Former MHS Basketball Players Shooting for College Hoops Dreams

Jake Hughes attempts to dunk. 

The only sound that emanated from the Malibu High School gym one early afternoon last week was the dribble of a basketball followed by a swoosh of nylon.

Former Malibu High basketball player and 2018 MHS graduate Jake Hughes worked on his craft all alone. He splashed three-pointers, knocked down foul shots and, to close his 75-minute workout, attempted slam-dunks. 

With every dribble and shot made Hughes, a sharp-shooting forward on the Sharks hoops squad the past few seasons, hopes he gets closer to his dream of joining the basketball team at Westmont College in Santa Barbara this fall. 

The soon-to-be college freshman said when he is alone with the hoop, either at MHS, Pepperdine’s Firestone Fieldhouse or at home, a myriad of things dribble through his head, but he is at peace. 

“It’s a getaway from life, so to speak,” Hughes said. “It’s also fun. Sometimes there is no other place I’d rather be than in the gym listening to music and shooting [a] basketball.” 

The 18-year-old is not the only graduate from Malibu’s 2017-18 boys basketball team working on shooting, ball handling and other hoops skills in hopes of snagging a walk-on, nonathletic scholarship spot on the basketball team at the college he will attend this coming school year.

David Hudson wants to join the basketball team at Santa Monica College in Santa Monica. Dylan Hicks is shooting for a spot on the lineup at Pierce College in Woodland Hills.
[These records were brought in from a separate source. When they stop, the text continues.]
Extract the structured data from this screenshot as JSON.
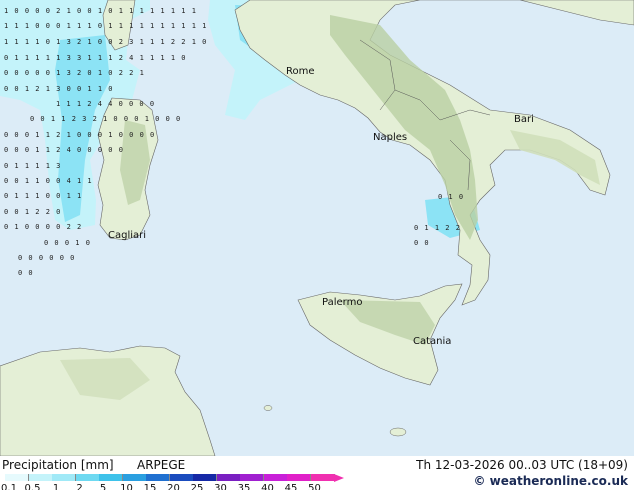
{
  "cities": [
    {
      "name": "Rome"
    },
    {
      "name": "Bari"
    },
    {
      "name": "Naples"
    },
    {
      "name": "Cagliari"
    },
    {
      "name": "Palermo"
    },
    {
      "name": "Catania"
    }
  ],
  "grid_values": [
    "1 0 0   0 0 2 1       0 0 1   0   1 1 1 1 1 1 1 1",
    "1 1 1 0 0 0 1 1 1 0     1 1 1 1 1 1 1 1 1 1",
    "1 1 1 1 0 1 3 2 1 0     0 2 3 1 1 1 2 2 1 0",
    "0 1 1 1 1 1 3 3 1 1     1 2 4 1 1 1 1 0",
    "0 0 0 0 0 1 3 2 0 1     0 2 2 1",
    "0 0   1 2 1 3 0     0 1 1 0",
    "1 1 1 2 4 4     0 0 0   0",
    "0 0 1 1 2 3 2 1   0 0  0 1   0 0 0",
    "0 0 0 1 1 2 1   0  0   0 1 0   0 0 0",
    "0 0 0 1 1 2 4 0   0 0   0 0",
    "0 1 1 1 1 3",
    "0 0 1 1 0 0 4 1 1",
    "0 1 1 1 0 0 1 1",
    "0 0 1   2 2 0",
    "0 1 0 0 0 0 2 2",
    "0 0 0 1 0",
    "0 0 0 0 0 0",
    "0 0",
    "0 1 0",
    "0 1 1 2 2",
    "0 0"
  ],
  "legend": {
    "title": "Precipitation [mm]",
    "model": "ARPEGE",
    "datetime": "Th 12-03-2026 00..03 UTC (18+09)",
    "credit": "© weatheronline.co.uk",
    "scale": [
      {
        "label": "0.1",
        "color": "#e6fafd"
      },
      {
        "label": "0.5",
        "color": "#c4f3fa"
      },
      {
        "label": "1",
        "color": "#a0e9f7"
      },
      {
        "label": "2",
        "color": "#6ed9f1"
      },
      {
        "label": "5",
        "color": "#3ec2ea"
      },
      {
        "label": "10",
        "color": "#2a9fe0"
      },
      {
        "label": "15",
        "color": "#2070d0"
      },
      {
        "label": "20",
        "color": "#1a4cbe"
      },
      {
        "label": "25",
        "color": "#1629a6"
      },
      {
        "label": "30",
        "color": "#7a1fc2"
      },
      {
        "label": "35",
        "color": "#a020d0"
      },
      {
        "label": "40",
        "color": "#c820d8"
      },
      {
        "label": "45",
        "color": "#e020c8"
      },
      {
        "label": "50",
        "color": "#f030b0"
      }
    ]
  },
  "colors": {
    "sea": "#dcecf7",
    "land": "#e4efd6",
    "mountain": "#b9cfa2",
    "precip_light": "#c4f3fa",
    "precip_mid": "#8ce3f5"
  }
}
Anthony Chandrasena is working to join the squad at High Point University in North Carolina.

Malibu head coach Richard Harris said he is happy the quartet, all contributors to the Sharks’ successful season, have a shot at playing basketball beyond high school.

“It’s the best thing I can imagine as a coach,” he said. “Them having a chance to play at the next level is quite a compliment for our program.” 

The four have played pickup basketball together or trained alone at local gyms and locations outside Malibu since their high school careers closed. 

Hughes’ chase to be a member of the Westmont Warriors basketball team began last fall when he participated in a prospect camp at the college with 20 other basketball players. He stayed in contact with Warriors coaches throughout his high school season. In April, when Hughes decided he would attend Westmont as a student, his father met with one of the basketball coaches, who said the younger Hughes had a chance to walk onto the basketball team this upcoming season. 

As a result, Hughes’ summer plans include a lot of basketball and weight training.

“[My plan is to] get better, but also bigger, faster and stronger,” he said. “It’s a little nerve racking because I don’t for sure have a spot, so I can’t take this summer off. I have to keep working for it.”

Hicks is spending time practicing with the team at Pierce College, and Chandrasena has already moved to North Carolina. Harris said a member of High Point’s coaching staff told him they are excited to have the former Malibu point guard try out for the team. 

Hudson’s pursuit of a spot on the Santa Monica College basketball team’s roster led him to enroll in a basketball class at the college this summer. The Monday-to-Thursday sessions feature Hudson and other players either on the SMC team or looking to get placed on the squad playing ball for at least two hours each evening.

Hudson said the basketball class, basically a four-day-a-week tryout for the SMC squad, has been going well but is a challenge. 

“The reality is I’m still 17, but I have been going against grown men, some guys there [are] 24,” he said. “I have to get stronger and better to compete in college. It’s nice playing against actual college players, though.”

Hudson said his jump shot has improved since Malibu’s season ended. He wants to tighten has ball handling skills and become better at making layups over tall and athletic opponents.

The guard said he loves basketball and doesn’t want to pick up his dribble anytime soon. 

“I used to think if I don’t go pro there is no point in playing, but later on when I got older I thought even if I don’t make it that far, I always want to be able to play,” Hudson said. “Taking it to the next level would be a big accomplishment for me.”

Hudson said Hicks, Hughes and Chandrasena have all been working hard to be better players.

“We always encourage each other when we see each other at the gym,” he said. “We help each other improve.”

Harris said he told Chandrasena to focus on being a point guard to minimize mistakes and told Hughes, the owner of the most threes made in Sharks hoops history, to exploit his positives on the floor—being a great shooter. The coach directed Hudson to be an aggressive rebounder because he is talented at corralling missed shots. 

Hughes said he and his former teammates are driven to excel on the court.

“We all want to play next year,” he said. “We hold each other to high standards. It’s fun to know we are chasing after the same thing.”